On my trip into Freetown debarking the ferry, I noticed a woman carrying about thirty woven baskets on her head. They were all different colors and stacked so high that I had to stick my head out of the window to look up to see the top of the pile. She maneuvered artfully around the crowd of people leaving the ferry, with only one hand held to the baskets on her head to steady them. We were all in shock and pointed up at her, which was probably not the most polite thing to do. She looked embarrassed at all of the attention. I turned to Hassan and asked, “What are those baskets for?”
“For to wash the dishes!” he replied excitedly. “This how you wash the dishes in America?”
How do you describe to a man that you wash your dishes in a machine that heats and sanitizes and dries. This machine that uses up electricity and clean water and sits in your house. I was stunned into silence. I don’t even think I answered, a fact which was covered up by the swarm of people distracting Hassan as he drove the car off of the ferry.
This was the first moment I truly was able to grasp the culture difference. Sure, dishwashers are not in every home, but everyone knows of them, everyone has used them. Here, I was looked at because I did not recognize the baskets, woven by hand, for the sole purpose of holding dishes. Though later in my journey they became common place. Each family seemed to have several. They were used for everything, not just washing dishes.
My project while in Sierra Leone was to document possible places where the chimpanzees could cross the Pampana river through observation or interviews. We found people who were able to tell us of instances of river crossings, though they occurred almost exclusively in the dry season when the river was at it’s lowest (January and February). One of our forest guides, Almani, confirmed that chimps crossed by using a series of fallen trees in one location where he had observed about nine chimps crossing just a few months prior to our arrival. This is a very interesting occurrence because of the risks associated with crossing a river.
Chimpanzees are not like humans, they can not swim, or learn to swim. They are simply to dense, they sink like rocks.

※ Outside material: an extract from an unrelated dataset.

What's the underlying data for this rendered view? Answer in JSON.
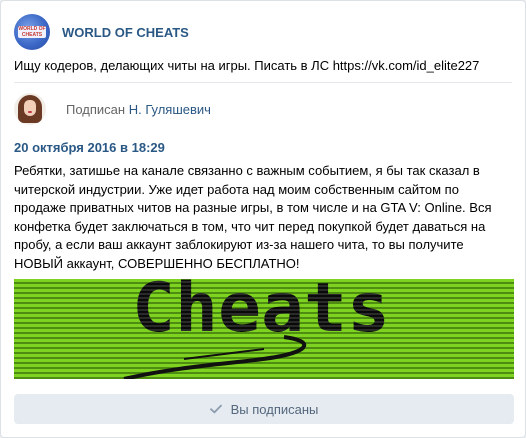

So if they are willing to cross the river, which not only means risking their lives, but also means leaving all of the mangoes that are ripe at that time of the year, it means that there is something that they are trying very hard to avoid.
It was also noted through ethnographic interviews conducted by other members of the group that the peak season for hunting chimps is also the dry season. This means that the hunting pressure is so great that the chimps would rather risk the river than stay and risk the hunters. While this information is useful for the project and an interesting documentation of an unusual occurrence, it is also a devastating blow because it means that the chimps are being forced out of their habitat by hunters.
I’ve included a couple of pictures from Google Earth. In one image I used a star to note our camp site and two lines to show two confirmed river crossing sites, In the other I circled a site that I deduced to be a chimp river crossing site by following a well worn chimp trail down to the water, it was also one of the narrowest places in the river.